Years of research into animal behaviour will be harnessed in the development of a system capable of evaluating and measuring the sort of emotional wellbeing of livestock which experienced stockmen and women already judge and monitor.

Professor Francoise Wemelsfelder,
Professor Francoise Wemelsfelder,

Scottish based scientists involved in rolling out innovative mobile technology to measure the emotional state of animals yesterday said that society increasingly accepted that animals were not simply production systems to be managed - but were sentient creatures that must be cared for.

Animal behavioural scientists, Professor Francoise Wemelsfelder who has been leading work in the area at the SRUC said that while most farmers would recognise when their animals were happy, content and relaxed, there had been no real metric for measuring these factors:

Sign up to our daily newsletter

The i newsletter cut through the noise

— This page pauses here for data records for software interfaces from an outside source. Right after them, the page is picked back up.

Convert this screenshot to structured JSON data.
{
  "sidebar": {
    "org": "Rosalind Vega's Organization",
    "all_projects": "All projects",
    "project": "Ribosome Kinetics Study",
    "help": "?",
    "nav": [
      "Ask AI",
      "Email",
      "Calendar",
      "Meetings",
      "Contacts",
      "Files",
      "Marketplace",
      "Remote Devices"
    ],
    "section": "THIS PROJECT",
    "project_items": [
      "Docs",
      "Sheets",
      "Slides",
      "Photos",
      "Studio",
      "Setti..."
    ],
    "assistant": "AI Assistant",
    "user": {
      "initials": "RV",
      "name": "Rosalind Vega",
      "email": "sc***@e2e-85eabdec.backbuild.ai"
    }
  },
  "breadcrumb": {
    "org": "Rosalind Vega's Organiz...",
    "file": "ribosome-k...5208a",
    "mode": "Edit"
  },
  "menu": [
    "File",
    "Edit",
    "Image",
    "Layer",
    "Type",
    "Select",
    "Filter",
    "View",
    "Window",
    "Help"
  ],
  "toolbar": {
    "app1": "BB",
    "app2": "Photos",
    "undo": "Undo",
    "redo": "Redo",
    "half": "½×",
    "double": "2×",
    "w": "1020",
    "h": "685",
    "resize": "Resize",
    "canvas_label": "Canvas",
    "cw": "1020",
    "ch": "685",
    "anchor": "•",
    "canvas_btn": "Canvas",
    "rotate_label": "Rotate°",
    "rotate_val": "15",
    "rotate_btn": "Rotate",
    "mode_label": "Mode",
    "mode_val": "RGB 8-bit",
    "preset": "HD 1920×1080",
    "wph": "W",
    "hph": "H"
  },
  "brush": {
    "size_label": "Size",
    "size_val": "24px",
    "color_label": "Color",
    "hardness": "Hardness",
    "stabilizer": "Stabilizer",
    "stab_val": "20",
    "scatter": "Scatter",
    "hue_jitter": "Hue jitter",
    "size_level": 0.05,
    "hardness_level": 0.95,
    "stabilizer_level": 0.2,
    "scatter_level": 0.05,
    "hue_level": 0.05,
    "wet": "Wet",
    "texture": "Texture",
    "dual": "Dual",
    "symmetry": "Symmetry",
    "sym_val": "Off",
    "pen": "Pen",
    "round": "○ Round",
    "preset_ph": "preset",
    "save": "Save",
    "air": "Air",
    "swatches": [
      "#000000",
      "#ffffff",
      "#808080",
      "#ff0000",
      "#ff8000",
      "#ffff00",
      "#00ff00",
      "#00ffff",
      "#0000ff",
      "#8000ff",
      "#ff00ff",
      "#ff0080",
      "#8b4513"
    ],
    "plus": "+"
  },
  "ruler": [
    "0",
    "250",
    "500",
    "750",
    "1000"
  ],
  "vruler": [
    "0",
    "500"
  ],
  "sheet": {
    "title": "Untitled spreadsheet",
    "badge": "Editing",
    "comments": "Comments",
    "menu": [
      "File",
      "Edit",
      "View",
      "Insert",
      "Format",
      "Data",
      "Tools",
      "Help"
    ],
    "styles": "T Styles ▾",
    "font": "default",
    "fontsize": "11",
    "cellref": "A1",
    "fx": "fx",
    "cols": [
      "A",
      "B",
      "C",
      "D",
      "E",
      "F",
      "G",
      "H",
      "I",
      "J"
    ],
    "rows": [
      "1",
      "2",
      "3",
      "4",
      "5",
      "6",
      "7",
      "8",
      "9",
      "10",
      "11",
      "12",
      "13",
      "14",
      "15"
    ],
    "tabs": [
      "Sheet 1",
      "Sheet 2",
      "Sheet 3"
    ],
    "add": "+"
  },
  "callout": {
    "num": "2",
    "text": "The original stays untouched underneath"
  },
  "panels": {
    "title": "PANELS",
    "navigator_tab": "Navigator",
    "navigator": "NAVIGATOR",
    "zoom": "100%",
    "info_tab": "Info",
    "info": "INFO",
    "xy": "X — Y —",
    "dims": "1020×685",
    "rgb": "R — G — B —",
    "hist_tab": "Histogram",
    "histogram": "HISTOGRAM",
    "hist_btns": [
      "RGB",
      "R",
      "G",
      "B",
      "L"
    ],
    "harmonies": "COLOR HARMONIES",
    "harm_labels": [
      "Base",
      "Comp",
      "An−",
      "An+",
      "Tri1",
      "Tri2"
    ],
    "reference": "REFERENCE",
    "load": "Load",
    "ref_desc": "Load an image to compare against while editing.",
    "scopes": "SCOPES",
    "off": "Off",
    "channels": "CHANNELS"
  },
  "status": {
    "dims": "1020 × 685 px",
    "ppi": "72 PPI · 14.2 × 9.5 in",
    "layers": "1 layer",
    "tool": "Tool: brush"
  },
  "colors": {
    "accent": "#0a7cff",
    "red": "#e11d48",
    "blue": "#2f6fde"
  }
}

“Good physical health is vital for good welfare but there is clear consensus among the scientific animal welfare community that factors such as enjoyment, contentment and positive excitement play an equally vital role in ensuring that an animal has a good life.”

She said that using Qualitative Behavioural Assessment (QBA) not only provided a way to assess these factors, but also opened up the conversation about what positive emotional wellbeing for an animal truly looked like.

And the researchers have teamed up with supermarket Waitrose to roll out a new mobile phone application designed to help gauge and better understand the emotional wellbeing of farm animals.

The first of its kind, the app aims to manage and improve opportunities that animals have to experience a good and enriching life – with aim of further improving standards and validating the UK’s high welfare reputation.

The venture will trial and develop the app over a two year period to help farmers and farm assurance assessors better understand, recognise and record emotionally expressive behaviour that plays an important part in contributing to an animal’s quality of life.

Although she said the app was designed to be practical and easy to use on farm, Professor Wemelsfelder stressed that it was underpinned by rigorous scientific research:

“The method allows animal welfare inspectors to record different expressive qualities of behaviour through the app, such as being relaxed, tense, playful or anxious - behaviours that are indicative of an animal’s emotional body language and possible signs of their general well-being.”

She said that while most farmers had the experience to judge the relative state of animals within their own herds and flocks, the application of the QBA principles would allow wider comparisons to be made with similar species kept under different systems and management regimes.

“While this remains very much in development, the fact that the app will be trialled and developed on-farm and at scale with a leading supermarket chain is an incredibly significant and positive step for the industry.”

James Bailey, executive director at Waitrose, said that the innovation was a huge development which would help lead the industry into a new and more confident era of farm animal welfare and help the UK validate its reputation for high welfare standards.